Ampelographic features

Shoot with an open tip, fluffy, white, slightly purple-coloured. A large leaf with five lobes and the central lobe elongated. U-shaped petiolar sinus with edges which tend to close and slightly overlap, upper lateral sinuses with overlapping edges, deep lower sinuses; tomentose edge, undulate, medium to large serrations with straight sides. Medium-large cluster, cylindrical with one wing, compact and weighing on average 300 grams. Medium-sized round, berry.

Aptitudes for cultivation

A vigorous vine with an upright bearing. It adapts to all kinds of soils and climates, preferring well-oriented soils and dry climates. In addition, it adapts well to conditions for cultivating in tropical climes, where it produces good, consistent yields (Thailand, Venezuela and north-eastern Brazil). Sometimes it can suffer from leaf burn and a blocking of ripening due to intense exposure to the sun, with negative effects on the quality of its musts.

Sensitivity to diseases and adversities

Prone to botrytis, downy and powdery mildew. Not very sensitive to spring frosts, prone to irregular fruit setting. Sensitive to warm winds.

Oenological potential

It provides wines with a deep, stable colour, suitable for cask ageing, with high alcoholic strength, medium or slightly low acidity, well-balanced with the typical aroma of tobacco leaves and spices.
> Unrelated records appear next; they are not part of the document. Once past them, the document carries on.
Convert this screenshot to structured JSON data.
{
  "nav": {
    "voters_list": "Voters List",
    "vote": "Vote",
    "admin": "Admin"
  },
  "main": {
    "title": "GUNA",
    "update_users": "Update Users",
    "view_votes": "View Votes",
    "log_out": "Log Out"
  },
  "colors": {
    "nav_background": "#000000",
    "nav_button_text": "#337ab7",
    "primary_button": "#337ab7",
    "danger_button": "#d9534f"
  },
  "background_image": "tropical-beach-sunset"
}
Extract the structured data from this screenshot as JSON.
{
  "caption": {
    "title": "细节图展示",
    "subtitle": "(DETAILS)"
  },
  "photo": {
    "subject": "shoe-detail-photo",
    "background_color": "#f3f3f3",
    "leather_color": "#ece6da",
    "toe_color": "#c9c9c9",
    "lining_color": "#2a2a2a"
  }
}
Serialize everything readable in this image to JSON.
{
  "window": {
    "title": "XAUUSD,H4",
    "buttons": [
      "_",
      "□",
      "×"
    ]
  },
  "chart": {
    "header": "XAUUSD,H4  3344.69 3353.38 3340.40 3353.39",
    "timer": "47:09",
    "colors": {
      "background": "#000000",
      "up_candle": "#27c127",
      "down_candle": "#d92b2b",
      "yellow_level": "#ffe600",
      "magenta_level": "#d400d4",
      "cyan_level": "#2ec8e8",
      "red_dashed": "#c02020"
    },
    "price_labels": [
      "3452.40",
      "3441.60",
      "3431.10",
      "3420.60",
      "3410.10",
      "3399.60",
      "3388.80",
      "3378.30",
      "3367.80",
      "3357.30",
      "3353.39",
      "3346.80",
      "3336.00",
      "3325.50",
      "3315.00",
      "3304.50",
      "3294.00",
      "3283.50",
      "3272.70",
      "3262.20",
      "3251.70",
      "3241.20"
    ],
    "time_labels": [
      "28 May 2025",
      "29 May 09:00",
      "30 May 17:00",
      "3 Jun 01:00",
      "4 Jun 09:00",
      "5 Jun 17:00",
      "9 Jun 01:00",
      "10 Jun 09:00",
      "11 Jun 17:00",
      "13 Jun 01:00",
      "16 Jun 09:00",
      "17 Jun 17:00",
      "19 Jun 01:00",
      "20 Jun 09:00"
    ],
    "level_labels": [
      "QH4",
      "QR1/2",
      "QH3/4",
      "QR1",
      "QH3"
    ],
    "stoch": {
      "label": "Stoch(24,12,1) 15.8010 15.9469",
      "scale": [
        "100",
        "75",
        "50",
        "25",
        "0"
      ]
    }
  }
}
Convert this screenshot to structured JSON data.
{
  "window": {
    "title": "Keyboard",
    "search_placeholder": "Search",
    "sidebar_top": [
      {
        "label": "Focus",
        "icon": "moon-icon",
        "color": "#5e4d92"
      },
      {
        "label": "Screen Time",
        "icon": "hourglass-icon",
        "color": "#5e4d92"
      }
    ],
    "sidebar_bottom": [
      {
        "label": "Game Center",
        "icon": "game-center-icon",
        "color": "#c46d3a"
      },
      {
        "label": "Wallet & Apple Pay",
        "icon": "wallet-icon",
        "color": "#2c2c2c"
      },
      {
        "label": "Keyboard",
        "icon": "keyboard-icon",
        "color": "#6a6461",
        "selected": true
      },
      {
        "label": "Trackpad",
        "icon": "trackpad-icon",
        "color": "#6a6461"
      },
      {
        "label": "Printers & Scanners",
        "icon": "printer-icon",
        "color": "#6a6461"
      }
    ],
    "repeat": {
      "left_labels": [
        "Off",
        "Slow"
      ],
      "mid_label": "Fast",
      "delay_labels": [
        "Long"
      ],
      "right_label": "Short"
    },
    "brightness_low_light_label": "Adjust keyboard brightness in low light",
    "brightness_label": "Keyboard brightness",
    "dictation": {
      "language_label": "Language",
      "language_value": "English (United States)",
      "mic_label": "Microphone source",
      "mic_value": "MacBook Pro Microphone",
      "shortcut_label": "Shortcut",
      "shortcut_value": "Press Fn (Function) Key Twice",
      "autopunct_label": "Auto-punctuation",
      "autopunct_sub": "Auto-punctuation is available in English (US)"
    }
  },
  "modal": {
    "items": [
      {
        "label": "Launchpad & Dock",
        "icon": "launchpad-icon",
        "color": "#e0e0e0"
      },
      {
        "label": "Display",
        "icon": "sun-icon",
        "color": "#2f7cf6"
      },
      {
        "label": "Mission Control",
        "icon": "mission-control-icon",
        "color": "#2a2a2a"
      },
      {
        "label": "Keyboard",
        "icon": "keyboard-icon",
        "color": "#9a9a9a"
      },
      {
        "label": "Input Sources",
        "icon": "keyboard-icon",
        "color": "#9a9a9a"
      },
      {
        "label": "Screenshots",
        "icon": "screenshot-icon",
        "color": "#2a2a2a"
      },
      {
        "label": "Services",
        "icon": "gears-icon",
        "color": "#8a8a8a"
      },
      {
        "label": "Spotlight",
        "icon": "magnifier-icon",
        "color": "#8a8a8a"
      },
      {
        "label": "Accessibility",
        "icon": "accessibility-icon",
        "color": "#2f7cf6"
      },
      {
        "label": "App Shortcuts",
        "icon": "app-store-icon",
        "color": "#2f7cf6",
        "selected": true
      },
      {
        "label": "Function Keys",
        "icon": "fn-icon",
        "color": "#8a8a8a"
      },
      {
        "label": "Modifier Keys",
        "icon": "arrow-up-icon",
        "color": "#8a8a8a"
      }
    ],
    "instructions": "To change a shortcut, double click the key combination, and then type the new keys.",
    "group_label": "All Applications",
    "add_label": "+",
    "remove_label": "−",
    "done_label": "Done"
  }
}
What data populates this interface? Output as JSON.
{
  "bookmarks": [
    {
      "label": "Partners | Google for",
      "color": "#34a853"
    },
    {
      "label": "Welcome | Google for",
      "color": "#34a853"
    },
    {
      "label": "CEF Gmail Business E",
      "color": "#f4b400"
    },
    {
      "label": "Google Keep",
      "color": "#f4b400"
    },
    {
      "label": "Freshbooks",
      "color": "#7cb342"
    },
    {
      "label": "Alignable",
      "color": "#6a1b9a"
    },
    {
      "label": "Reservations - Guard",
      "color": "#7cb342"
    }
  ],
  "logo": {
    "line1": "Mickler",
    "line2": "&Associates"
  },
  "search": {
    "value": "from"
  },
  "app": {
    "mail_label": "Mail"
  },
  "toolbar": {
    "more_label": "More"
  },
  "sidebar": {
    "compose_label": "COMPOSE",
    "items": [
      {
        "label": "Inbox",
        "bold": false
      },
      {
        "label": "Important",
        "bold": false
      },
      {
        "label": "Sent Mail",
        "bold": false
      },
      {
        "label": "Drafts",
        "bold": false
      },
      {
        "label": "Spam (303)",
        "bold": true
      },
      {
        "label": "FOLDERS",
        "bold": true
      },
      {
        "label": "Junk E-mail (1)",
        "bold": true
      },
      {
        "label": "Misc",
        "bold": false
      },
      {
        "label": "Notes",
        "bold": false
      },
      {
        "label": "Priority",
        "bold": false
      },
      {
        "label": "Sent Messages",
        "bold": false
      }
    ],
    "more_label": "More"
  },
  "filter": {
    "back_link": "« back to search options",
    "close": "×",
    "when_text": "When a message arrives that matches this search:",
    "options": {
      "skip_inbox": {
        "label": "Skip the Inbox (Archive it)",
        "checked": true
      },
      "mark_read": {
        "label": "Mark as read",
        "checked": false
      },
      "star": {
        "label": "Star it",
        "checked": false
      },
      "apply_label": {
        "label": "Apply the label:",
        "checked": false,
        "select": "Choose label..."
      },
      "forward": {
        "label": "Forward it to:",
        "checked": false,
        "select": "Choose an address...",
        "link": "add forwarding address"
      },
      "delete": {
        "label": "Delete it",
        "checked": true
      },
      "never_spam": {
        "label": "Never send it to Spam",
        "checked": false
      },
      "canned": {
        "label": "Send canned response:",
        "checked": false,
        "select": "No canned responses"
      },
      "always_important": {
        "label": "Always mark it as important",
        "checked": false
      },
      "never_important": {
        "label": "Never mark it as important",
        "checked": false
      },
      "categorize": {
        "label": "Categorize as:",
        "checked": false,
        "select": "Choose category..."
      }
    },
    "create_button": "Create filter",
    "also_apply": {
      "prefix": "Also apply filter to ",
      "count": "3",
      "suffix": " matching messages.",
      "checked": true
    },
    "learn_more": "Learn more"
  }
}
It is often used in blends with other red grape varieties, such as Cabernet Sauvignon, Cariñena, Merlot or Monastrell.

Training and pruning

It adapts to various ways of training or pruning, both in low-growing vines with short spurs and on trellises with long Guyot pruning.

Shooting period


Ripening period



Catálogo general de las variedades y los clones de uva y de vino de mesa.
Vivai Cooperativi Rauscedo sca.



with tempranillo